Data to use
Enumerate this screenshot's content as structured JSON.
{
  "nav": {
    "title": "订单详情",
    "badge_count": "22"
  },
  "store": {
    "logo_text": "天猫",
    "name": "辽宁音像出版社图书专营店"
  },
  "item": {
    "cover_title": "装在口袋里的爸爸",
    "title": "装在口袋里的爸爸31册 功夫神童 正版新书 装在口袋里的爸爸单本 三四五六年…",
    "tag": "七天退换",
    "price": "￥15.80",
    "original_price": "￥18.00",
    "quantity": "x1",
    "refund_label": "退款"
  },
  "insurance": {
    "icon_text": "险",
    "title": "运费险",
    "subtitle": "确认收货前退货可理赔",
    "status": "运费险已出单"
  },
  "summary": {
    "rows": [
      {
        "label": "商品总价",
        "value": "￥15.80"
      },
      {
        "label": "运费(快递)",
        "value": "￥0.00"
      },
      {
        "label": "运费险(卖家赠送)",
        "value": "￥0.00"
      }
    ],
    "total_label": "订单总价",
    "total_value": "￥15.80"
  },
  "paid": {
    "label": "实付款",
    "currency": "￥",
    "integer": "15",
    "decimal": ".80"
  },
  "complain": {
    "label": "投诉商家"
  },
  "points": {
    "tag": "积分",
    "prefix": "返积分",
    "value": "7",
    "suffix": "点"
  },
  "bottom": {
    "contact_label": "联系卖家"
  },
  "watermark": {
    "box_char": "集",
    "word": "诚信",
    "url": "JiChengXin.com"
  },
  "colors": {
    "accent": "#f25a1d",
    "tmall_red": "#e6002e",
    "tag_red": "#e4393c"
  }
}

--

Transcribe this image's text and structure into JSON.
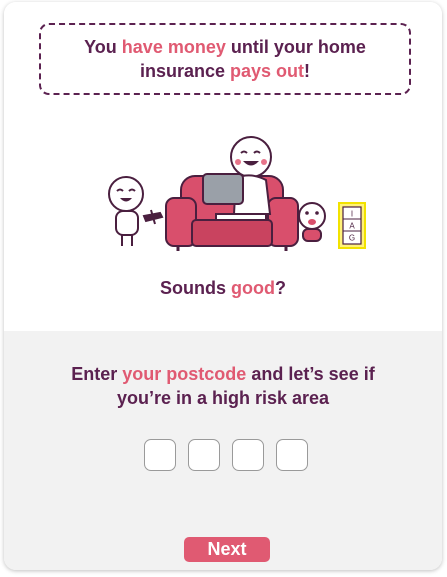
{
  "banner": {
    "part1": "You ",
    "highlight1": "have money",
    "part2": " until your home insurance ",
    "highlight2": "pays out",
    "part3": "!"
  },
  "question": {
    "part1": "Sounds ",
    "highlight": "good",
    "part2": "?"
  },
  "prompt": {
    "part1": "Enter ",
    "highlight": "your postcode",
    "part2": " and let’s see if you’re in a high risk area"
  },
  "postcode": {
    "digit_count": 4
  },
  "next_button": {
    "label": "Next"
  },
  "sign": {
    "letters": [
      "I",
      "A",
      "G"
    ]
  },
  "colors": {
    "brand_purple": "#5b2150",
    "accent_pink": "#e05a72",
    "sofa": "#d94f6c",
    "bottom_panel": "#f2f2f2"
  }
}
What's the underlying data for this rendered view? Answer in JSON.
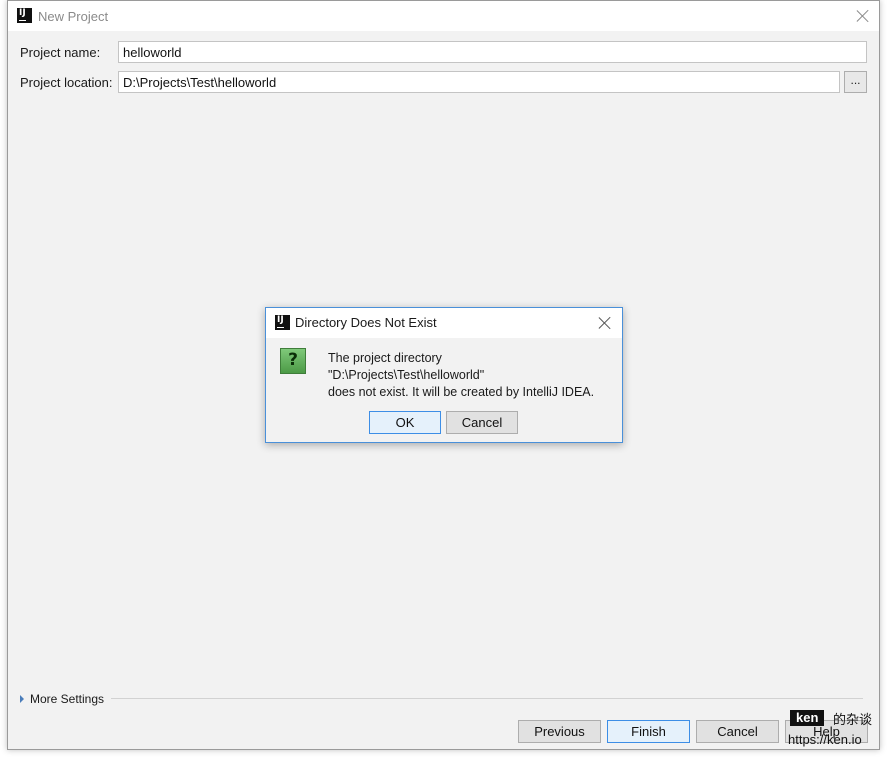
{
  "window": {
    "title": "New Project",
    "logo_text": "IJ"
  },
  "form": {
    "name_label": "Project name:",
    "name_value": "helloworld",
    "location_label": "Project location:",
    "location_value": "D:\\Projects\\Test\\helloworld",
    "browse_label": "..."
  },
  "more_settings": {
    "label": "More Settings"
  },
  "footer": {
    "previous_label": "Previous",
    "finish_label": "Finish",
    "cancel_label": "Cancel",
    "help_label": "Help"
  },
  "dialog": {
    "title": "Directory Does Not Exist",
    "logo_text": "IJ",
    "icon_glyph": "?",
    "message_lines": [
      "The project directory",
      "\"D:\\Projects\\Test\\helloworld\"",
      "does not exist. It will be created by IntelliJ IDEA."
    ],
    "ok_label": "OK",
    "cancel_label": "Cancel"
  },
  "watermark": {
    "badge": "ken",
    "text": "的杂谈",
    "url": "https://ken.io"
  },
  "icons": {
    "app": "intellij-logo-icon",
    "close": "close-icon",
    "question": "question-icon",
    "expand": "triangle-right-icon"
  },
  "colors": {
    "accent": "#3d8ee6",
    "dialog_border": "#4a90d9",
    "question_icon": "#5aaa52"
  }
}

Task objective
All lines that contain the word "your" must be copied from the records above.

Reply
    "part2": " until your home insurance ",
    "highlight": "your postcode",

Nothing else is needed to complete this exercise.